This week has been my first full software carpentry workshop
where I thought the Shell. I am familiar with the terminal since
before this century started, when I was introduced to Linux by my
educators (CS students) at the boarding school. And then I knew
already how to deffend myself on MS-DOS - since I was six!
So trying to explain somethings that is obvious for me is quite
challenging. I prepared the material well in advanced, read it
and follow the order, then I used my girlfriend as my Guinean pig
the day before the workshop started to know when and where I was
not being clear. It took us most of the day, but when the next
day I had to deliver it, everything when smooth and everyone
(hopefuly) understood all. I could not teach the whole lesson,
some bits like the
grep where left
for the students, but now I’m sure they know how to browse
within the directories, organise their files and do loops
for repetitive tasks.

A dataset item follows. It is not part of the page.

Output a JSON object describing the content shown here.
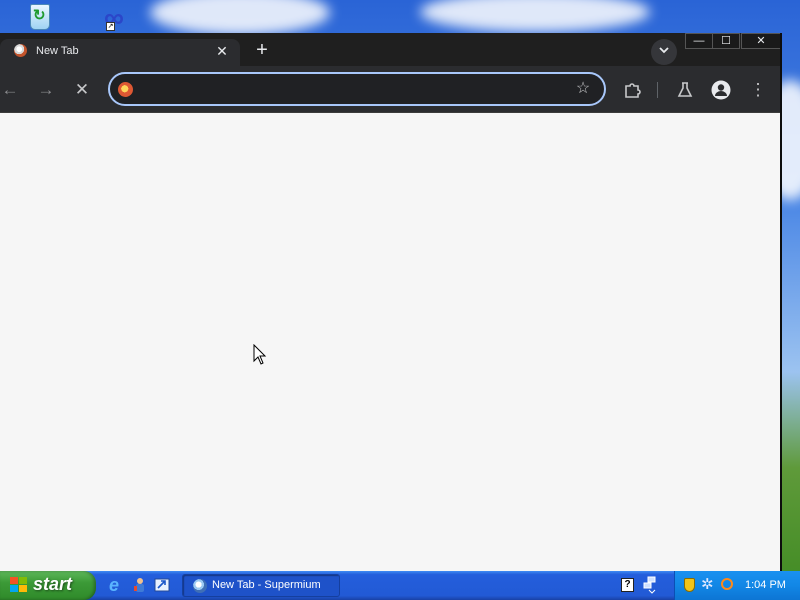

However, surprising enough, I’ve found out
that solar physicists are not the only ones tied to
(or newer variants), also the people from the Center for Vision,
Speech and Signal Processing at University of Surrey
haven’t upgraded to something more sane like
After each lesson we were asking for feedback in a post-it, and this is how it looked after my one… still a lot to improve, but that’s good, they were very meaningful comments!
The day continued with lessons on git and then the following day with python, testing and a real life example: SheppLogan Radon transform. The whole workshop was a success, very tiring, but a great success.
We encounter some problems with the installations like issues with
computers with usernames with cyrilic characters, windows 10 computers
crashing once per day and
history command unavailable for some.
All of these have been already reported upstream - and hopefully
solved. We managed to “solve” the cyrilic problem by installing all
the tools (swc and anaconda) outside the user main directory and
the path in the git bash terminal was able to find them.
It was an amazing experience, and I’m looking forward for the next one, maybe at my work or somewhere near-by.